DOING IT ANYWAY
When you’re depressed, you don’t feel like _____. Working, playing, going to lunch with a friend, doing laundry… This can be more severe for some people than others. The point is, just because you know in your head something has the potential to help you feel better, you still might not care. Do it anyway.
While you’re depressed, you will need to repeatedly do things that you don’t feel like doing. It’s okay to acknowledge this, and move on. Don’t dwell on it the whole time you’re doing it though. Whether it’s spending time with a friend, doing housework, or exercising – plan on doing something every day that you don’t feel like doing. Remember, you’re trying to shift yourself from “at rest” to “in motion.”
“Neurons that fire together wire together.”
– Dr. Donald Hebb
We know that artists and athletes and other accomplished professionals have developed very specific skills with repeated action over time. This can also be true for our mental abilities.
Thinking errors describe patterns of thought that we all have occasionally. When a person is dealing with a mental health issue, they will have more thinking errors than when they don’t. This is true of depression. Another name for a thinking error is a cognitive distortion. When we are stuck in one of these patterns, our reality is distorted. Examples of these include all or nothing thinking, blaming, should statements, minimization/magnification, catastrophizing, and emotional reasoning.

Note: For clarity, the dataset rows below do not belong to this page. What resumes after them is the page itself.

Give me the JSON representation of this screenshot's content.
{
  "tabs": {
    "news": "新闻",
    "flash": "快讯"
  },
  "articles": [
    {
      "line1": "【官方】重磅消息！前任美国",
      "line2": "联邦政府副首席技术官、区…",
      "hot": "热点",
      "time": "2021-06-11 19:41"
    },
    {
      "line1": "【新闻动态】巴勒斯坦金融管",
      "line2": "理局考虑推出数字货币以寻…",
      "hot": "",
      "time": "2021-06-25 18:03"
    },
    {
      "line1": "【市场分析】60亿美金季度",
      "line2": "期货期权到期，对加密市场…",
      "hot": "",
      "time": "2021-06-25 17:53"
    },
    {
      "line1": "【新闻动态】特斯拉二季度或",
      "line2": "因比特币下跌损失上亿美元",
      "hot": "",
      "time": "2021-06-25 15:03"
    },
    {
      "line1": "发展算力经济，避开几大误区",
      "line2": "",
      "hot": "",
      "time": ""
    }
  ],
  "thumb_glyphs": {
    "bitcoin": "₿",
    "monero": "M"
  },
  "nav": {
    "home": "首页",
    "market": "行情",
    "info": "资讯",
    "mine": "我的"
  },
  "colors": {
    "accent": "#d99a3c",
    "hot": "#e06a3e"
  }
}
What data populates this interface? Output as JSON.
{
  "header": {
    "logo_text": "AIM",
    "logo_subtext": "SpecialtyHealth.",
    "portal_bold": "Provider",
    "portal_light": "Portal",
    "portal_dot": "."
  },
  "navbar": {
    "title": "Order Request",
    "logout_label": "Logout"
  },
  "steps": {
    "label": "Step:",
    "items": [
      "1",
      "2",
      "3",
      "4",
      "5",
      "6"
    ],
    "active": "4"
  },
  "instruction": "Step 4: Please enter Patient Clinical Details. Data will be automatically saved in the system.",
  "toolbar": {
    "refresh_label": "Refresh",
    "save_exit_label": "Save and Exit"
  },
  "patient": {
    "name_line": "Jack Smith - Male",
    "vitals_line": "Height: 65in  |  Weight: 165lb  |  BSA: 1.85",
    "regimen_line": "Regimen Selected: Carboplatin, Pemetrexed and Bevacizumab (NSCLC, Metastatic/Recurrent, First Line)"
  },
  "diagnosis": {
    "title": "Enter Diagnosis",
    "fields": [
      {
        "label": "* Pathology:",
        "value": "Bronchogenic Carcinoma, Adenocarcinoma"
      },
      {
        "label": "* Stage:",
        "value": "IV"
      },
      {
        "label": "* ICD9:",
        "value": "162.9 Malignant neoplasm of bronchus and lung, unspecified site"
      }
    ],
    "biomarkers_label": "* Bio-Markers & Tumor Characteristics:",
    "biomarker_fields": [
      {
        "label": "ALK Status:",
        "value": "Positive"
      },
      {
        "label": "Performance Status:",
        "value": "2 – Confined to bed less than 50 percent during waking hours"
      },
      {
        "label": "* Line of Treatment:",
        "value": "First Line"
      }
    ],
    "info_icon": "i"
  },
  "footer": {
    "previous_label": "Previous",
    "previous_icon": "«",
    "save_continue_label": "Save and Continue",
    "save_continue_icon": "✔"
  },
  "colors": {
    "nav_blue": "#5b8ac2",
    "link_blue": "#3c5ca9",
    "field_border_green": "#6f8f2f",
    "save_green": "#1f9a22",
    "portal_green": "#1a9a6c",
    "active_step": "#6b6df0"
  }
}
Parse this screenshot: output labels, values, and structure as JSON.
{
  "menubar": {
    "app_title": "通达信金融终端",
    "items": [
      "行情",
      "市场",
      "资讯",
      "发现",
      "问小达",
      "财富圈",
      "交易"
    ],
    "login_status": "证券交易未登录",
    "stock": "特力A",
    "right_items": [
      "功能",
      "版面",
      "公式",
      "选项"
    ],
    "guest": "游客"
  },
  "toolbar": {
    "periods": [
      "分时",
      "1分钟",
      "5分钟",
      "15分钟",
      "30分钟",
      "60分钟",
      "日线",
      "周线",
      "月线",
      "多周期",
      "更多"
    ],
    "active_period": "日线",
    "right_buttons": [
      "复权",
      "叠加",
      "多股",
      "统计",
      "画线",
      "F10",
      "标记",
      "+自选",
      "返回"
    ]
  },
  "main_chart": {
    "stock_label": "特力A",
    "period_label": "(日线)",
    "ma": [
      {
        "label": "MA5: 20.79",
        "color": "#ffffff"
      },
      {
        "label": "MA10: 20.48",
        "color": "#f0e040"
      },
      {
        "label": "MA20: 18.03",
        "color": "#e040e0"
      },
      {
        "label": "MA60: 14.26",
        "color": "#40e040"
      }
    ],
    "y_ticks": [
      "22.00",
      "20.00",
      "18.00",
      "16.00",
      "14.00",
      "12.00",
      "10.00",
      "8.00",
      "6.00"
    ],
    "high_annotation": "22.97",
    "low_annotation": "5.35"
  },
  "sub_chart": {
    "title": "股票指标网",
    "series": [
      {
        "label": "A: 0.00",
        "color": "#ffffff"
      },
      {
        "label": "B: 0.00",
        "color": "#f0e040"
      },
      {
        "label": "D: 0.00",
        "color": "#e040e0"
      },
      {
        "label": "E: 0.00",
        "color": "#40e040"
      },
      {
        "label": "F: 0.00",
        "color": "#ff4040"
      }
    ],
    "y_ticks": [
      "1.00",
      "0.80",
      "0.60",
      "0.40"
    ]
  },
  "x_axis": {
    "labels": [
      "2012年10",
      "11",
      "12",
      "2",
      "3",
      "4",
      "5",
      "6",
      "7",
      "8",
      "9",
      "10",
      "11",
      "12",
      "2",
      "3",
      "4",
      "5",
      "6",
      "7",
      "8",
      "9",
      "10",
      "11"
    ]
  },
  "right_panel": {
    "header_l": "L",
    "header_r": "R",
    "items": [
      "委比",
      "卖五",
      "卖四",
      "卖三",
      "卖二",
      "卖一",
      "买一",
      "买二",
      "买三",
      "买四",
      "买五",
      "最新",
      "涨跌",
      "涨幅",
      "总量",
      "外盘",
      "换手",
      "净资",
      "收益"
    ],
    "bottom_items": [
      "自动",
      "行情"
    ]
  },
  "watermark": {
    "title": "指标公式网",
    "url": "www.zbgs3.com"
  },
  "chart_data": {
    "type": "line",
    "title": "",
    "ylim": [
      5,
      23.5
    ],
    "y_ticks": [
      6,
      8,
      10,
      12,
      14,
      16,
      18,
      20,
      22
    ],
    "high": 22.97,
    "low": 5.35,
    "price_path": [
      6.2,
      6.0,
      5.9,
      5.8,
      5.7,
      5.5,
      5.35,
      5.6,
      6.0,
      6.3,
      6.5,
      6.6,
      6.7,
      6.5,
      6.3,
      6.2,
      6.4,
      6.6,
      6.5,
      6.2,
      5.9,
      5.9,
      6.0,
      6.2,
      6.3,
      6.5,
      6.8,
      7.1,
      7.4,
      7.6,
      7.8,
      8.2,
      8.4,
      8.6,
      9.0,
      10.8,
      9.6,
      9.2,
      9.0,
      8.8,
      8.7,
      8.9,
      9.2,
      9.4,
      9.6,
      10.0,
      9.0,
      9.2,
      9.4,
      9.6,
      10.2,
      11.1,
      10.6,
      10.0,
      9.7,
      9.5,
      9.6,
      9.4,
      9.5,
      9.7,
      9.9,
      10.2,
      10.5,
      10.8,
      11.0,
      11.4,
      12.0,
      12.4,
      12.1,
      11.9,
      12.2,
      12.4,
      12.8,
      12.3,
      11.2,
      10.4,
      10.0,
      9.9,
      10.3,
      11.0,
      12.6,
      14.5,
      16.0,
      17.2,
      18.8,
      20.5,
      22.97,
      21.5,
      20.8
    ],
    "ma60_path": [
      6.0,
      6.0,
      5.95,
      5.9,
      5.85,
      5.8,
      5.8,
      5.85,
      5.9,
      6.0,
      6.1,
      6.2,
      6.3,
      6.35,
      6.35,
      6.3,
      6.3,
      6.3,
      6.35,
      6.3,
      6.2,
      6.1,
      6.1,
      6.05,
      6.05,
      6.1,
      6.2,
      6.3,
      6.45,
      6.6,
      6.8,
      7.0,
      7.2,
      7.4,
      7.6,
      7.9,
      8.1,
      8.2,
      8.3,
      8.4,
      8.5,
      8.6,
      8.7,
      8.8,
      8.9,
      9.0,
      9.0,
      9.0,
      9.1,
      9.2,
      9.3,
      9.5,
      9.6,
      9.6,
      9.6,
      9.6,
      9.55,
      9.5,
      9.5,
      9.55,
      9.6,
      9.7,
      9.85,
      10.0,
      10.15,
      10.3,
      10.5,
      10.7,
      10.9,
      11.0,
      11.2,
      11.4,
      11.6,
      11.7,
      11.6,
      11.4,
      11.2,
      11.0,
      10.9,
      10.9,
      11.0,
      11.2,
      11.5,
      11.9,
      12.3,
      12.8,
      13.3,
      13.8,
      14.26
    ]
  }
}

Emotional reasoning can be a stinker during depression. An example of this is “There is no hope in my future as an employee here.” That whole “no hope” thing is a symptom of depression. This person might want to quit their job because their future at the company seems hopeless… when it’s really the depression that makes them feel that way.
- When you notice negative thinking, challenge it, and try to gradually shift it. For the example above, you might shift from “There is no hope in my future as an employee here” to adding on the statement “but I’ll stick it out one more day before I make any decision.” If you are still experiencing depression the next day, put off your decision another day.
Sometimes we really are in a bad situation that needs to be changed. It can be helpful to sort this out with the help of a professional or another trusted friend or family member.
GRATITUDE AND TIME
With all of the natural negativity that comes with depression, you won’t likely make a dramatic shift to being grateful for everything. However, over time and with purposeful action, focusing on the positive can make a difference in your thought patterns… which can lead to a change in how you feel.
Sorry, I know that was more than 12. Just pick a place to start. Hang in there! Be kind to yourself! If you are feeling overwhelmed, seek help from a qualified professional.
Christine Erickson, MA, CMHC, has been working with clients in Saint George since 2006, helping them learn how to manage anger, cope with anxiety and depression, and overcome past issues.
Christine has a Certificate in Mindfulness in Psychotherapy from the Institute for Meditation in Psychotherapy. She uses cognitive behavioral strategies to provide clients with practical tools so they can be successful at work and at home. She currently runs a group Tuesdays at 6:00 for people dealing with depression.
She and her husband Jeff are parents to seven children.
You can set up an appointment with Christine by contacting her via email or phone (listed below), or by registering as a new client and scheduling an appointment on her website page “Set up an Appointment”.